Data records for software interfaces
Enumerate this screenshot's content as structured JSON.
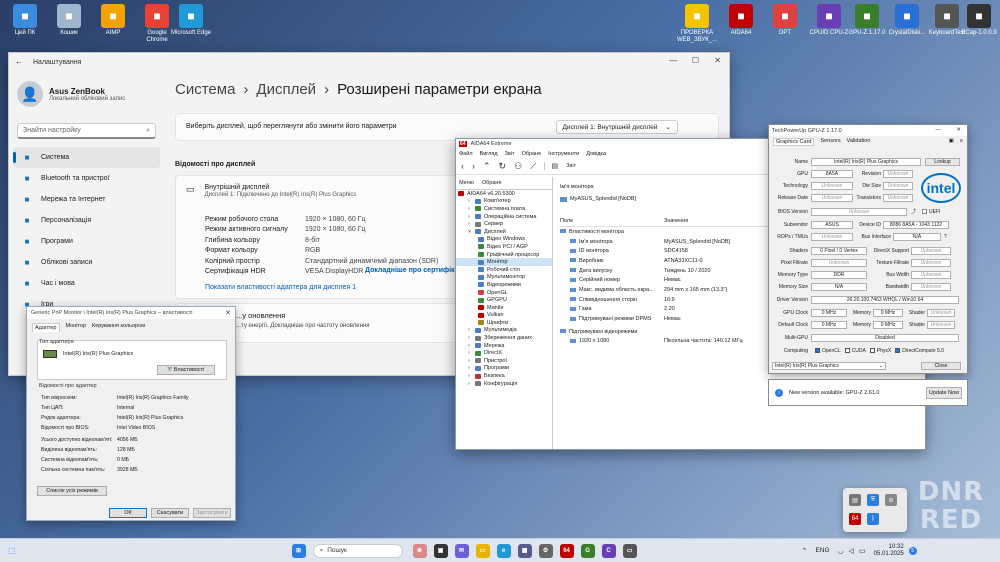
{
  "desktop_icons": [
    {
      "label": "Цей ПК",
      "icon": "computer-icon",
      "color": "#3a8dde"
    },
    {
      "label": "Кошик",
      "icon": "recycle-bin-icon",
      "color": "#9fb6cc"
    },
    {
      "label": "AIMP",
      "icon": "aimp-icon",
      "color": "#f4a300"
    },
    {
      "label": "Google Chrome",
      "icon": "chrome-icon",
      "color": "#e94235"
    },
    {
      "label": "Microsoft Edge",
      "icon": "edge-icon",
      "color": "#1f9ad6"
    },
    {
      "label": "ПРОВЕРКА WEB_ЗВУК_...",
      "icon": "warning-icon",
      "color": "#f5c400"
    },
    {
      "label": "AIDA64",
      "icon": "aida64-icon",
      "color": "#c00000"
    },
    {
      "label": "DPT",
      "icon": "dpt-icon",
      "color": "#e04040"
    },
    {
      "label": "CPUID CPU-Z",
      "icon": "cpuz-icon",
      "color": "#6a3fb5"
    },
    {
      "label": "GPU-Z.1.17.0",
      "icon": "gpuz-icon",
      "color": "#3a7d2a"
    },
    {
      "label": "CrystalDiski...",
      "icon": "crystaldisk-icon",
      "color": "#2a6fd6"
    },
    {
      "label": "KeyboardTest",
      "icon": "keyboard-icon",
      "color": "#555555"
    },
    {
      "label": "ECap-1.0.0.9",
      "icon": "camera-icon",
      "color": "#333333"
    }
  ],
  "settings": {
    "window_title": "Налаштування",
    "account_name": "Asus ZenBook",
    "account_type": "Локальний обліковий запис",
    "search_placeholder": "Знайти настройку",
    "nav": [
      {
        "label": "Система",
        "icon": "system-icon"
      },
      {
        "label": "Bluetooth та пристрої",
        "icon": "bluetooth-icon"
      },
      {
        "label": "Мережа та Інтернет",
        "icon": "network-icon"
      },
      {
        "label": "Персоналізація",
        "icon": "personalization-icon"
      },
      {
        "label": "Програми",
        "icon": "apps-icon"
      },
      {
        "label": "Облікові записи",
        "icon": "accounts-icon"
      },
      {
        "label": "Час і мова",
        "icon": "time-icon"
      },
      {
        "label": "Ігри",
        "icon": "games-icon"
      }
    ],
    "crumb_1": "Система",
    "crumb_2": "Дисплей",
    "crumb_3": "Розширені параметри екрана",
    "select_prompt": "Виберіть дисплей, щоб переглянути або змінити його параметри",
    "display_select": "Дисплей 1: Внутрішній дисплей",
    "info_title": "Відомості про дисплей",
    "display_name": "Внутрішній дисплей",
    "display_sub": "Дисплей 1: Підключено до Intel(R) Iris(R) Plus Graphics",
    "rows": [
      {
        "k": "Режим робочого стола",
        "v": "1920 × 1080, 60 Гц"
      },
      {
        "k": "Режим активного сигналу",
        "v": "1920 × 1080, 60 Гц"
      },
      {
        "k": "Глибина кольору",
        "v": "8-біт"
      },
      {
        "k": "Формат кольору",
        "v": "RGB"
      },
      {
        "k": "Колірний простір",
        "v": "Стандартний динамічний діапазон (SDR)"
      },
      {
        "k": "Сертифікація HDR",
        "v": "VESA DisplayHDR"
      }
    ],
    "hdr_link": "Докладніше про сертифік...",
    "adapter_link": "Показати властивості адаптера для дисплея 1",
    "refresh_title": "...у оновлення",
    "refresh_text": "...ту енергії. Докладніше про частоту оновлення"
  },
  "props": {
    "title": "Generic PnP Monitor і Intel(R) Iris(R) Plus Graphics – властивості",
    "tabs": [
      "Адаптер",
      "Монітор",
      "Керування кольором"
    ],
    "adapter_type_label": "Тип адаптера",
    "adapter_name": "Intel(R) Iris(R) Plus Graphics",
    "properties_button": "Властивості",
    "info_label": "Відомості про адаптер",
    "rows": [
      {
        "k": "Тип мікросхем:",
        "v": "Intel(R) Iris(R) Graphics Family"
      },
      {
        "k": "Тип ЦАП:",
        "v": "Internal"
      },
      {
        "k": "Рядок адаптера:",
        "v": "Intel(R) Iris(R) Plus Graphics"
      },
      {
        "k": "Відомості про BIOS:",
        "v": "Intel Video BIOS"
      }
    ],
    "mem_rows": [
      {
        "k": "Усього доступно відеопам'яті:",
        "v": "4056 МБ"
      },
      {
        "k": "Виділена відеопам'ять:",
        "v": "128 МБ"
      },
      {
        "k": "Системна відеопам'ять:",
        "v": "0 МБ"
      },
      {
        "k": "Спільна системна пам'ять:",
        "v": "3928 МБ"
      }
    ],
    "modes_button": "Список усіх режимів",
    "ok": "ОК",
    "cancel": "Скасувати",
    "apply": "Застосувати"
  },
  "aida": {
    "title": "AIDA64 Extreme",
    "menu": [
      "Файл",
      "Вигляд",
      "Звіт",
      "Обране",
      "Інструменти",
      "Довідка"
    ],
    "report_tab": "Звіт",
    "tree_tabs": [
      "Меню",
      "Обране"
    ],
    "tree": [
      {
        "label": "AIDA64 v6.20.5300",
        "level": 0,
        "color": "#c00000"
      },
      {
        "label": "Комп'ютер",
        "level": 1,
        "color": "#4a7fc1"
      },
      {
        "label": "Системна плата",
        "level": 1,
        "color": "#3a8a3a"
      },
      {
        "label": "Операційна система",
        "level": 1,
        "color": "#4a7fc1"
      },
      {
        "label": "Сервер",
        "level": 1,
        "color": "#777777"
      },
      {
        "label": "Дисплей",
        "level": 1,
        "color": "#4a7fc1"
      },
      {
        "label": "Відео Windows",
        "level": 2,
        "color": "#4a7fc1"
      },
      {
        "label": "Відео PCI / AGP",
        "level": 2,
        "color": "#3a8a3a"
      },
      {
        "label": "Графічний процесор",
        "level": 2,
        "color": "#3a8a3a"
      },
      {
        "label": "Монітор",
        "level": 2,
        "color": "#4a7fc1",
        "selected": true
      },
      {
        "label": "Робочий стіл",
        "level": 2,
        "color": "#4a7fc1"
      },
      {
        "label": "Мультимонітор",
        "level": 2,
        "color": "#4a7fc1"
      },
      {
        "label": "Відеорежими",
        "level": 2,
        "color": "#4a7fc1"
      },
      {
        "label": "OpenGL",
        "level": 2,
        "color": "#d04040"
      },
      {
        "label": "GPGPU",
        "level": 2,
        "color": "#3a8a3a"
      },
      {
        "label": "Mantle",
        "level": 2,
        "color": "#c00000"
      },
      {
        "label": "Vulkan",
        "level": 2,
        "color": "#c00000"
      },
      {
        "label": "Шрифти",
        "level": 2,
        "color": "#a08020"
      },
      {
        "label": "Мультимедіа",
        "level": 1,
        "color": "#4a7fc1"
      },
      {
        "label": "Збереження даних",
        "level": 1,
        "color": "#777777"
      },
      {
        "label": "Мережа",
        "level": 1,
        "color": "#4a7fc1"
      },
      {
        "label": "DirectX",
        "level": 1,
        "color": "#3a8a3a"
      },
      {
        "label": "Пристрої",
        "level": 1,
        "color": "#777777"
      },
      {
        "label": "Програми",
        "level": 1,
        "color": "#4a7fc1"
      },
      {
        "label": "Безпека",
        "level": 1,
        "color": "#c03030"
      },
      {
        "label": "Конфігурація",
        "level": 1,
        "color": "#777777"
      }
    ],
    "monitor_name_label": "Ім'я монітора",
    "monitor_name_value": "MyASUS_Splendid [NoDB]",
    "col_field": "Поле",
    "col_value": "Значення",
    "group1": "Властивості монітора",
    "props": [
      {
        "f": "Ім'я монітора",
        "v": "MyASUS_Splendid [NoDB]"
      },
      {
        "f": "ID монітора",
        "v": "SDC4158"
      },
      {
        "f": "Виробник",
        "v": "ATNA33XC11-0"
      },
      {
        "f": "Дата випуску",
        "v": "Тиждень 10 / 2020"
      },
      {
        "f": "Серійний номер",
        "v": "Немає"
      },
      {
        "f": "Макс. видима область екра...",
        "v": "294 mm x 165 mm (13.3\")"
      },
      {
        "f": "Співвідношення сторін",
        "v": "16:9"
      },
      {
        "f": "Гама",
        "v": "2.20"
      },
      {
        "f": "Підтримувані режими DPMS",
        "v": "Немає"
      }
    ],
    "group2": "Підтримувані відеорежими",
    "mode_res": "1920 x 1080",
    "mode_freq": "Піксельна частота: 140.12 МГц"
  },
  "gpuz": {
    "title": "TechPowerUp GPU-Z 1.17.0",
    "tabs": [
      "Graphics Card",
      "Sensors",
      "Validation"
    ],
    "name": "Intel(R) Iris(R) Plus Graphics",
    "lookup": "Lookup",
    "gpu": "8A5A",
    "revision_label": "Revision",
    "revision": "Unknown",
    "technology_label": "Technology",
    "technology": "Unknown",
    "die_size_label": "Die Size",
    "die_size": "Unknown",
    "release_date_label": "Release Date",
    "release_date": "Unknown",
    "transistors_label": "Transistors",
    "transistors": "Unknown",
    "bios_label": "BIOS Version",
    "bios": "Unknown",
    "uefi": "UEFI",
    "subvendor_label": "Subvendor",
    "subvendor": "ASUS",
    "device_id_label": "Device ID",
    "device_id": "8086 8A5A - 1043 1122",
    "rops_label": "ROPs / TMUs",
    "rops": "Unknown",
    "bus_label": "Bus Interface",
    "bus": "N/A",
    "shaders_label": "Shaders",
    "shaders": "0 Pixel / 0 Vertex",
    "directx_label": "DirectX Support",
    "directx": "Unknown",
    "pixel_label": "Pixel Fillrate",
    "pixel": "Unknown",
    "texture_label": "Texture Fillrate",
    "texture": "Unknown",
    "memtype_label": "Memory Type",
    "memtype": "DDR",
    "buswidth_label": "Bus Width",
    "buswidth": "Unknown",
    "memsize_label": "Memory Size",
    "memsize": "N/A",
    "bandwidth_label": "Bandwidth",
    "bandwidth": "Unknown",
    "driver_label": "Driver Version",
    "driver": "26.20.100.7463 WHQL / Win10 64",
    "gpuclock_label": "GPU Clock",
    "gpuclock": "0 MHz",
    "memory_label": "Memory",
    "memclock": "0 MHz",
    "shader_label": "Shader",
    "shaderclock": "Unknown",
    "defclock_label": "Default Clock",
    "defclock": "0 MHz",
    "defmem": "0 MHz",
    "defshader": "Unknown",
    "multigpu_label": "Multi-GPU",
    "multigpu": "Disabled",
    "computing_label": "Computing",
    "computing": [
      "OpenCL",
      "CUDA",
      "PhysX",
      "DirectCompute 5.0"
    ],
    "selected_gpu": "Intel(R) Iris(R) Plus Graphics",
    "close": "Close",
    "update_text": "New version available: GPU-Z 2.61.0",
    "update_button": "Update Now"
  },
  "watermark": "DNR RED",
  "taskbar": {
    "search_placeholder": "Пошук",
    "lang": "ENG",
    "time": "10:32",
    "date": "05.01.2025",
    "notif_count": "5"
  }
}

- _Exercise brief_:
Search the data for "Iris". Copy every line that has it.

- _Problem solution_:
    "display_sub": "Дисплей 1: Підключено до Intel(R) Iris(R) Plus Graphics",
    "title": "Generic PnP Monitor і Intel(R) Iris(R) Plus Graphics – властивості",
    "adapter_name": "Intel(R) Iris(R) Plus Graphics",
        "v": "Intel(R) Iris(R) Graphics Family"
        "v": "Intel(R) Iris(R) Plus Graphics"
    "name": "Intel(R) Iris(R) Plus Graphics",
    "selected_gpu": "Intel(R) Iris(R) Plus Graphics",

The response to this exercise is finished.